Though the Portland area duo has been playing together since 1996, and should be considered a fairly local band, I had only first heard of The Helio Sequence when Sasquatch announced their line-up for the 2012 music festival. I missed them at the Gorge, and I hadn’t truly thought of them again until about a month ago, when I saw in the Eugene Weekly that the band would be playing a show at the WOW Hall. I knew I couldn’t pass up another opportunity to see them live, especially in such an intimate venue with great sound and bouncing wood floors. Celebrating the release of their fifth album, Negotiations, The Helio Sequence turned me onto a sound I’ve been missing for the last seventeen years.
I walked in on the last song from Talkdemonic, the opening instrumental act also from Portland, Oregon. An orchestral bounty, featuring a keyboardist, viola player, drums and guitar, as if Lindsey Stirling had taken the reigns of Explosions in the Sky and made breakbeats. I should have been on time; I would have liked to see more.

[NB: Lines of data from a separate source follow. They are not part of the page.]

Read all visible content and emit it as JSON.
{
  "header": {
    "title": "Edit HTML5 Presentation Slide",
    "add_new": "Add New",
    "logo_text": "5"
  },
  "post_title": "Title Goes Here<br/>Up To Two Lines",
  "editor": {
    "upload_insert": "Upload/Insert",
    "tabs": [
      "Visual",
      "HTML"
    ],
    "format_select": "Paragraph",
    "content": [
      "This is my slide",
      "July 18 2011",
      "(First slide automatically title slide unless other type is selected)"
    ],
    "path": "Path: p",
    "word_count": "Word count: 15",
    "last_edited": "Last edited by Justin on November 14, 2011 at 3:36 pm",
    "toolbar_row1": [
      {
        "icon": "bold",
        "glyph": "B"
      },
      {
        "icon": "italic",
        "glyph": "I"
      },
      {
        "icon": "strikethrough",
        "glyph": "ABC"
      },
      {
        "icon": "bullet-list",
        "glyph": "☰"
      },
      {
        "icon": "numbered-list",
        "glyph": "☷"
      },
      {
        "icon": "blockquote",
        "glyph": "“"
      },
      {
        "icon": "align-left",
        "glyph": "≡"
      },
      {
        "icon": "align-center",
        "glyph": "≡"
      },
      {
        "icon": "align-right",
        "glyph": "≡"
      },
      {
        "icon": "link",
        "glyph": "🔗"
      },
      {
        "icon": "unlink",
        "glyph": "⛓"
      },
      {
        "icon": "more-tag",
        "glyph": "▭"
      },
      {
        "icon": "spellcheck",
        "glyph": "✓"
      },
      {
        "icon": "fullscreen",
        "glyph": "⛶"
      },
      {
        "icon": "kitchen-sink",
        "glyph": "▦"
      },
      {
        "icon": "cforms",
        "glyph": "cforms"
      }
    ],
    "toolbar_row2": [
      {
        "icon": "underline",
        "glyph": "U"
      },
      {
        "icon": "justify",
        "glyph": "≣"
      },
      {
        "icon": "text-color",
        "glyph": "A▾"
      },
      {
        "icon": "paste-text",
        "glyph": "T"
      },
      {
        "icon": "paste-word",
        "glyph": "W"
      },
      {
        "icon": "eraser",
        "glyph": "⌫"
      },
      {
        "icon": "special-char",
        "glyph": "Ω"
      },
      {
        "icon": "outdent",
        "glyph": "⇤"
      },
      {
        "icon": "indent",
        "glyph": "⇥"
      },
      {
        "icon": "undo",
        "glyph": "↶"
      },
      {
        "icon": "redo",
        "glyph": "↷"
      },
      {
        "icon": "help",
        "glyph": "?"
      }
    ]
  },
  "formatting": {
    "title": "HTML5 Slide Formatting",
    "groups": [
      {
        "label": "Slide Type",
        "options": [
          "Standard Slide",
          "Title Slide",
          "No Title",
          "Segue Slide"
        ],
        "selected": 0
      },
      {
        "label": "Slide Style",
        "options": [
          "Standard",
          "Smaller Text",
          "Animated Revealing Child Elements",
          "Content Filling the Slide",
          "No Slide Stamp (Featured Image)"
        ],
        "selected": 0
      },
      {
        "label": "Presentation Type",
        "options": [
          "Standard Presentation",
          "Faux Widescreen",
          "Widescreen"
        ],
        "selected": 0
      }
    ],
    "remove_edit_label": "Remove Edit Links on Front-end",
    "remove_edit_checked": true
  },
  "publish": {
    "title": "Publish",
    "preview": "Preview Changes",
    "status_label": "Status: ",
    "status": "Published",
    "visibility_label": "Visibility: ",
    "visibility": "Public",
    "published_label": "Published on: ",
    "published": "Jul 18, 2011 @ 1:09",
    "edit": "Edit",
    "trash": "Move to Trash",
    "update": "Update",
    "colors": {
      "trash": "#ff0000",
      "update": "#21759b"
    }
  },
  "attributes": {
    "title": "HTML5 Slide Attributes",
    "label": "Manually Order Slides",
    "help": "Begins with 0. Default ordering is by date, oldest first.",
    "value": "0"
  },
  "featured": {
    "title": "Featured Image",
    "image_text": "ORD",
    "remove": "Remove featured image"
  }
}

The drug-taking in the crowd seems tangible, which is odd for such an ambient, nonparty atmosphere. Every member of the audience is in a trance by the time The Helio Sequence takes the stage. They burst into music, inspiring a starscape of white headlights and red taillights, set off by burning yellows and the cold blues of a dark sky. Each song has a rhythm that sways to the beat of a city after sunset. They are personal, and have a natural connection that is felt between the crowd and the stage. The melodies are nighttime rain on a car’s windshield, swiped clean by the faraway voice of vocalist Brandon Summers. He is unwaveringly smooth with his synthed out words, like creamy peanut butter sticking our feet to the dance floor. Fans bob along with limited body movement, though it is clear every person is affected by the sound as Benjamin Weikel loses himself on his drums. I love the harmonica’s cameo, and the constant echo of the lonely microphone.
It is easy to listen to music, but not always as easy to hear it. I found “The Measure” poignant and resonating, with the live lyrics, “so you want to know the difference/between the broken and the lost?” The band was asking me a question, and I’d be answering myself for the rest of the evening. The plooky backdrop of the title track, “Negotiations,” reminds me of my past residence in Portland, and walking home over the Broadway Bridge. It is the noise of the ripple effect in gathering puddles of water. “October” is so catchy, and a great lead in to ‘Can’t Say No,” from 2008’s Keep Your Eyes Ahead.
Talkdemonic and The Helio Sequence are a Northwest delight, and I will not hesitate to appear for future live shows from either of these bands. I left impressed, and I left opened up. And the best part? Brandon Summers wore denim on denim.